The potential for solar power to completely transform India’s energy mix is vast provided the country’s decision-makers follow the most fruitful solar roadmap, argue analysts at Bridge to India and Tata Power Solar .
Their joint report, titled How should India drive its solar transformation? Beehives or Elephants, compared four distinct solar scenarios for India’s future: one driven by residential rooftops (solar bees); one led by large rooftops (solar pigeons); a utility-scale future (solar horses), or a strategy built around ultra-mega projects (solar elephants).
Indian cleantech experts Bridge to India analyzed each scenario in terms of landed cost of power (LCOP) which measures the cost of solar power to the consumer at the point of consumption rather than generation alongside the more traditional levelized cost of energy (LCOE). Analysts at both Bridge to India and Tata Power Solar believe that the LCOP, which can be as much as 30% higher than LCOE, should become the de-facto economic metric for measuring Indias solar potential.
In doing so, India could add between 110 GW and 145 GW of solar power over the next ten years cumulatively across the four scenarios, say the reports authors, who evaluated each scenarios potential speed of deployment, implementation challenges and job creation potential.
"The realizable potential for solar power generation in India is between 110 GW to 145 GW across different types of systems," said Bridge to India founder and director Tobias Engelmeier. "The four scenarios together could easily create over 675,000 solar jobs in India in the next 10 years.
"But the real issue," Engelmeier added, "is to choose the best way for India to go solar that entails a fair choice between millions of small systems ("bees") on one end of a spectrum, and a few very large systems ("elephants") on the other; the former creating a consumer market and the latter an infrastructure market."
The report calculates that the LCOE for ultra-mega plants in India is INR 6.6/kWh, with LCOP at INR 8.4/kWh an already-attractive rate that is close to grid parity with imported coal.

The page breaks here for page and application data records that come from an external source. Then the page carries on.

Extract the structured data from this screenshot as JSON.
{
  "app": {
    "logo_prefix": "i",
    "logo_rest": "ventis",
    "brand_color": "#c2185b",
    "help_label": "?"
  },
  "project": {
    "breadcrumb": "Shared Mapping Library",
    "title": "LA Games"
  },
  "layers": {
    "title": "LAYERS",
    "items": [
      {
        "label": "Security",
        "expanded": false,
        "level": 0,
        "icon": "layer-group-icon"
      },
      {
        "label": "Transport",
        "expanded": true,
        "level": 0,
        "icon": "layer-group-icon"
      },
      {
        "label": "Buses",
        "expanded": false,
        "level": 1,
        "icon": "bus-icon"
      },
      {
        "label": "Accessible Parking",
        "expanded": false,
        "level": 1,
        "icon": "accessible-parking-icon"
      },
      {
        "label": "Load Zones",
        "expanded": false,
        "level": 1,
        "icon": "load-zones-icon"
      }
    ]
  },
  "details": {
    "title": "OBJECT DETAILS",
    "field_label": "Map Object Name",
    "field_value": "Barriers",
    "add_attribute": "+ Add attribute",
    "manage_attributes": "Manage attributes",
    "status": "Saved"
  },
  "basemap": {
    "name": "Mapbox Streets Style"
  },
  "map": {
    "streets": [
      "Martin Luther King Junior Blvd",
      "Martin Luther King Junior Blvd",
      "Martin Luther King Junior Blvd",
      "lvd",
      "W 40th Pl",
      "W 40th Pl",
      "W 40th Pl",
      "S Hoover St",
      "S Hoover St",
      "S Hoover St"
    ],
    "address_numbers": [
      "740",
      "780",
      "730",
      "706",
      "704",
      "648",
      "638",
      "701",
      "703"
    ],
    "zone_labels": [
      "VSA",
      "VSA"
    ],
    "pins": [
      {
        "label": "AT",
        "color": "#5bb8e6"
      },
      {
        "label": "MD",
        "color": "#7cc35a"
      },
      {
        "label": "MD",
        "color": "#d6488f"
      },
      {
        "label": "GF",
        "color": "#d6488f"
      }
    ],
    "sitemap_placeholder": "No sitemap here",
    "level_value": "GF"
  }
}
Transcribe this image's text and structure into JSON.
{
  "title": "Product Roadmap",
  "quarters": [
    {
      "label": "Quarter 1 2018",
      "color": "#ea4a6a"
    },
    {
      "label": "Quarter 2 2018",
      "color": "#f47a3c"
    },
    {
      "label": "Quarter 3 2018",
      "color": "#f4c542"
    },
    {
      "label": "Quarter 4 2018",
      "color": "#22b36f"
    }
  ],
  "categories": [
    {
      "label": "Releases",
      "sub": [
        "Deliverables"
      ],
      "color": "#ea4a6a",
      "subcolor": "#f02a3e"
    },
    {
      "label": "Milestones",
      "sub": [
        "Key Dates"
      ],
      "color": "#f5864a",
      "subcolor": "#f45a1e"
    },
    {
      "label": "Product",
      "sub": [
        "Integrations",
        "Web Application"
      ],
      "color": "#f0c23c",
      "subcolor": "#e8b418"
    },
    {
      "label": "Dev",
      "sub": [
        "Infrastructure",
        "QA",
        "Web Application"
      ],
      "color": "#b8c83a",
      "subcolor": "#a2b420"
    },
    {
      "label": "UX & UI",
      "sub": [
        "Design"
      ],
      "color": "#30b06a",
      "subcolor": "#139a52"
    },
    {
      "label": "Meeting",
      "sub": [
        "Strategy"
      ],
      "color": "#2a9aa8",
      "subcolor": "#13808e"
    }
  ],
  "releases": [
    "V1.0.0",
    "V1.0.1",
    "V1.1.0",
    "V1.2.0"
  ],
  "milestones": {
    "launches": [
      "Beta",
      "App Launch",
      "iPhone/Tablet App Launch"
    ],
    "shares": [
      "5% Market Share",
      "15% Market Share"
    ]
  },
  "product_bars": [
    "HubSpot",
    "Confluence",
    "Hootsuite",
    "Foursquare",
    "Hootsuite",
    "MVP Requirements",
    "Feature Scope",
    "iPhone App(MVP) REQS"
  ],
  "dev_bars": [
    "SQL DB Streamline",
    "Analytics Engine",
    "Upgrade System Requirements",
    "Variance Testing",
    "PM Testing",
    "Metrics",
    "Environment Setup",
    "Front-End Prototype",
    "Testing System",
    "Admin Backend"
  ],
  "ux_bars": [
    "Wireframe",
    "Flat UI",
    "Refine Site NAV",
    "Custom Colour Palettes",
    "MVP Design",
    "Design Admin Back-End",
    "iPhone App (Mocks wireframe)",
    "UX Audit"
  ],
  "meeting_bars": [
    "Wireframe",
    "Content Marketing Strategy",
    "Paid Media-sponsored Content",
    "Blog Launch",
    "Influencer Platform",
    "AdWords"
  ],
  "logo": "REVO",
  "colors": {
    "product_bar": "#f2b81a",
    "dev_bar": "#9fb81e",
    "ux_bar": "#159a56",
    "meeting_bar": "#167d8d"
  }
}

As coal is expected to increase in cost over the next few years, the other three scenarios should soon be able to reach coal parity during that time, the report suggests.
Longer-term, the report suggests that large rooftop systems the pigeons will prove the cheapest option for Indian solar, achieving an LCOE of INR 6.6/kWh and an LCOP of just INR 6.7/kWh by 2024.
"Solar is unique in its limitless potential for power generation from distributed to centralized generation, and residential kW to GW-scale solar plants, the permutations are endless," said Tata Power Solar CEO Ajay Goel. "To solarize our economy, it is important to find the right mixture of pathways that will have both economic as well as social impact."
The report also suggests that rooftop projects will prove better for the economy than large-scale projects, creating significantly more job opportunities. Workers and bees appears to be the best fit, however, with the small rooftop scenario able to add 325,000 jobs and 25 GW of PV capacity.
The key to achieving this growth, the report suggests, is striking a correct balance between the four scenarios, and accurately pitching ramp-up opportunities via both central and distributed generation.